At the first "blacked out" home game in 19 years, a crowd of supposedly 53,315 people saw the Chiefs and Browns score the most points of their respective 2009 seasons. Both teams were eliminated from the playoffs weeks ago, yet tallied up statistics worthy of a fantasy football manager's dream game.

Forty-four total first downs, over 900 total net yards and 75 combined points sounds more fitting for an epic Colts/Patriots game, but those statistics belong to the bottom-feeder Chiefs and Browns.

The game was a fitting end to a 156-game sell-out streak, and the curtain call of the prolonged "20 Year Plan" of Carl Peterson. We saw shades of the highflying offense from the Dick Vermeil era, and glimpses of the crumbling defenses that followed in the wake of Derrick Thomas' death. It was like watching highlights of the past 20 years condensed into three hours.
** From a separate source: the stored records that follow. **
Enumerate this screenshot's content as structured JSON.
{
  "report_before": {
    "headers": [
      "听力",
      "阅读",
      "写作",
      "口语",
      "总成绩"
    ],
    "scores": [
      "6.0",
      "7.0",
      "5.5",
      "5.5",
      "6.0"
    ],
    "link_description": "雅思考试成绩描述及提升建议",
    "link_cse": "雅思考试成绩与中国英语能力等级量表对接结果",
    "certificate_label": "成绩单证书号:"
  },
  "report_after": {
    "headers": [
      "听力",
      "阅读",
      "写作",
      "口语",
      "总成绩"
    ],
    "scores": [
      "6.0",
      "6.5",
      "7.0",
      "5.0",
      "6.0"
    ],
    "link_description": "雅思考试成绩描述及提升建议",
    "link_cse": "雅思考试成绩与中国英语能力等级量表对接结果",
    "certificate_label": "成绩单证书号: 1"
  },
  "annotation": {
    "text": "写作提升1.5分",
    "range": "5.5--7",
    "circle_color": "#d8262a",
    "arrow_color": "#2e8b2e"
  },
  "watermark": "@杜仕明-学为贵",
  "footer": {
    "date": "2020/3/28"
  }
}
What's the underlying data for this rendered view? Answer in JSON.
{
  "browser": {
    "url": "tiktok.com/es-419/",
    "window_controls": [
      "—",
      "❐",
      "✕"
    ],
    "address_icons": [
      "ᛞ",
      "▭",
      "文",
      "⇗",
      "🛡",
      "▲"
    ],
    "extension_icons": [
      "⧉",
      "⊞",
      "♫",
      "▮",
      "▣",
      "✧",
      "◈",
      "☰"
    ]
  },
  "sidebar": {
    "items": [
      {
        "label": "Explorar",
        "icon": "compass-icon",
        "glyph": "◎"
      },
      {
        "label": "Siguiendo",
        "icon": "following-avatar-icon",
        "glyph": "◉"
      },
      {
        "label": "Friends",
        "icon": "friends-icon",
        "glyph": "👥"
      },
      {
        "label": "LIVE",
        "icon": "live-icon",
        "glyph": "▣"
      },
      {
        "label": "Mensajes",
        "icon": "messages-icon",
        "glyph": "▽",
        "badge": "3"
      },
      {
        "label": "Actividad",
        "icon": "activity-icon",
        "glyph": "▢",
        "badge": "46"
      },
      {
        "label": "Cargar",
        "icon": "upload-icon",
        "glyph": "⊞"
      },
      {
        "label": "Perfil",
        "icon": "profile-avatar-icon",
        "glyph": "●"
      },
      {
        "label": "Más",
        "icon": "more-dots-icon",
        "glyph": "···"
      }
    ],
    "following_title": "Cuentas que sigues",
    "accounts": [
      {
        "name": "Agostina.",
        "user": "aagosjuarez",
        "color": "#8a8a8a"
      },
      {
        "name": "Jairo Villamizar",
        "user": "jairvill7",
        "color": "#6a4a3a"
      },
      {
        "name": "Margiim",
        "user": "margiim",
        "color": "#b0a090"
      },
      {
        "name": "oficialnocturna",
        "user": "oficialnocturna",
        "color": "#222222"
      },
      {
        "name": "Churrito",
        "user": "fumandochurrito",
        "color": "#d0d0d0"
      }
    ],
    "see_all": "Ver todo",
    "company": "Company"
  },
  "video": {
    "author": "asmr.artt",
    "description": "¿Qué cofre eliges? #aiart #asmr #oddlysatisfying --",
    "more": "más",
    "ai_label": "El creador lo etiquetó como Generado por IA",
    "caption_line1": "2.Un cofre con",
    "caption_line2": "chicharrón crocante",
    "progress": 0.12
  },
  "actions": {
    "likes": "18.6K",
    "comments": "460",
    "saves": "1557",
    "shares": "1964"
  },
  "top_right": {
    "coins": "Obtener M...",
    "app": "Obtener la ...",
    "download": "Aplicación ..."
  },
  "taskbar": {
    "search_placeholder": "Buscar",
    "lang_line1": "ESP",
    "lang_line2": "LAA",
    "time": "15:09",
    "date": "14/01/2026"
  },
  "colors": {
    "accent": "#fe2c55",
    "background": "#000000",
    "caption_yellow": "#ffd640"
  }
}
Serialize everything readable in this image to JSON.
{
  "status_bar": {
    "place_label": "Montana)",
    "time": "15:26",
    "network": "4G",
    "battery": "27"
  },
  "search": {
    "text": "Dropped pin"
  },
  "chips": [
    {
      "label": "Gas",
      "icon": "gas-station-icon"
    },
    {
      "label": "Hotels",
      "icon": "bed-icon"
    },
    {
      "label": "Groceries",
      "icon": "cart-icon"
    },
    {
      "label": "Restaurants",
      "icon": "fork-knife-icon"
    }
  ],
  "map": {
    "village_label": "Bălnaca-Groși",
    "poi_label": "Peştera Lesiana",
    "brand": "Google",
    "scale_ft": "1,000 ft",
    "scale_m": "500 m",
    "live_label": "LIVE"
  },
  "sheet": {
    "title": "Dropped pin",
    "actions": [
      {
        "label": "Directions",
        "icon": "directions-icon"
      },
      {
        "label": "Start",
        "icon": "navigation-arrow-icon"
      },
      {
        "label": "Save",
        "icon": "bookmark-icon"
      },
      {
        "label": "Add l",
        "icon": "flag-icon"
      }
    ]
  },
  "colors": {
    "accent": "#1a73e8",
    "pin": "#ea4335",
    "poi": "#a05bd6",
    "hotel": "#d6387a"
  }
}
The Chiefs' passing and running games had arguably their best games of the season. Matt Cassel recorded his first 300-yard game as a Chief, and Jamaal Charles solidified his case as a legit NFL running back by racking up over 150 yards on the ground. Chris Chambers added another 100-yard game to his resume. Brandon Flowers and Brandon Carr both snatched interceptions and helped shut down Brady Quinn and the Browns' passing game.

Despite everything that worked, more went wrong. A loss overshadows anything productive, and the efforts of Cassel and Charles will go unnoticed in the game book. The numbers that stick out are the franchise and league records.

Enter stage left, Joshua Cribbs. Enter stage right, Jerome Harrison.

Thanks to Clancy Pendergast and his goons defending the ground on defense, the Chiefs helped Cribbs and Harrison write their names next to the best players in NFL history. Cribbs set the NFL record for kickoff return touchdowns while Harrison surpassed Jim Brown's single-game franchise rushing record. On the other side of the ball, it was the third time in four weeks that Pendergast's defense surrendered over 40 points. We can all agree that Cardinals head coach Ken Whisenhunt was justified in firing Pendergast last season after Arizona's loss in Super Bowl XLIII.

The Chiefs' receivers proved Sunday why Todd Haley has been furious with their production, dropping eight passes. One was a drop in the end zone by Dwayne Bowe. Had he hung on to the ball, it would have resulted in Cassel posting the best statistical game by a Chiefs quarterback in recent memory.

The two receivers who clearly top Haley's holiday naughty list are Bowe and Jake O'Connell. Bowe returned from his four-game suspension only to demonstrate that he didn't learn how to secure a ball in his four-week absence. O'Connell dropped what would have been the first two receptions of his career.

Fifteen weeks into the 2009 season, the Chiefs finally found their team identity, but barely anybody in Kansas City noticed it. By losing to the Browns, the Chiefs effectively sent a memo to opposing fans interested in traveling to Kansas City in 2010: "Visit Kansas City, Missouri! You'll love it (but we won't!)"

Like Bowe's dropped touchdown pass, the Chiefs have dropped this season right through their hands. After 156 consecutive sellouts, a loss on December 20, 2009 closed the curtain on an era for the Kansas City Chiefs. But nobody really noticed. No game books will ever commemorate it. Top Stories